The TARDIS is caught, suspended in space by a mysterious web. Meanwhile, on Earth, the foolish Professor Travers has reactivated a control sphere that was retrieved from one of the deadly robotic Yeti that were used to spearhead the invasion of earth by the Great Intelligence in the Himalayas thirty years previously.
Because of Travers, the Intelligence has returned, invading London with a new horde of Yeti. A small army unit is all that remains, stranded in the London Underground, slowly being picked off. As the Doctor joins the fight, it seems that every move the survivors make is being countered. Someone in the outpost is the host for the Intelligence – but it could be anyone. Anyone at all…
When I was reading the Doctor Who adaptations, this, along with its prequel, The Abominable Snowmen, were the books that made me such a huge fan of Patrick Troughton’s second Doctor. Alongside Jamie and Victoria, the fifth series of stories, full of monsters, scares and bases-under-siege, were a marvellous set of thrilling adventures. A set of adventures that, it seemed at the time, were completely lost to us, visually at least. Then, in 1988, part of The Ice Warriors was recovered. Then in 1991, the complete Tomb Of The Cybermen was recovered. And then, this year, miracle upon miracle, both The Enemy of the World and (most of) The Web of Fear turned up.
It is absolutely astonishing how well The Web Of Fear hasn’t dated. Basically, it’s in black and white and… that’s about it. One of the characters is a clear channelling of some television reporters of the day, but apart from that… There’s an old story about how the London Underground accused the BBC of sneaking in after dark and filming at night. The set design is that convincing. And for all the fact that the Yeti are, on the face of it, a completely bizarre monster to be traipsing around the London Underground, they are, for want of a better word, bloody scary. Seeing them looming out of the dark in episode two, advancing down the tunnels, it sent a shiver down my spine.
All of the regular cast are on top of their game, along with some great guest perfomances – not least Nicholas Courtney making his debut as Colonel, later Brigadier, Lethbridge-Stewart. But what of the mystery?

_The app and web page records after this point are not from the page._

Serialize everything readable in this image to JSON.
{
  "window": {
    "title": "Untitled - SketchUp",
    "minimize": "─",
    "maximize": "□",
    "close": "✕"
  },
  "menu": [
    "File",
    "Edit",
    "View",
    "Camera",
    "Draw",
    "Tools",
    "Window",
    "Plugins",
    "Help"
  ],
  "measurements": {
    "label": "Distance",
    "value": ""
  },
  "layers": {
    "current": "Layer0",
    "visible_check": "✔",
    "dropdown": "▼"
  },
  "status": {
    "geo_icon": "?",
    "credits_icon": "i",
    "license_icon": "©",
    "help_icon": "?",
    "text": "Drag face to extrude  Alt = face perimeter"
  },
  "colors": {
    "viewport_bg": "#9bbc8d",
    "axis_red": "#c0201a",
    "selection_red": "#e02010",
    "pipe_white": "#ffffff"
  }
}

I’ve seen some claims that the identity of the Intelligence’s pawn is arbitrarily decided for the final episode. Having watched the serial now – you can download it from iTunes – and I’m pretty sure that’s not the case. There’s a line in the second episode which is so blatant, it’s not even a clue. A character practically announces that they are the Intelligence – if you spot it. And indeed, it is the character who is revealed in the final act.
Having said that, there’s not much else that points to the villain of the piece. When that plot point it being considered, it’s like a game of musical suspects, with people acting suspicious when the plot demands it. By no means is it a classic mystery.
But it is absolutely classic Doctor Who – one of the finest of the stories that were ever produced. It’s out on DVD in February and is available on iTunes now. If you’re a fan of the show in any way, shape or form – you simply have to watch this. It’s simply outstanding. Highly Recommended.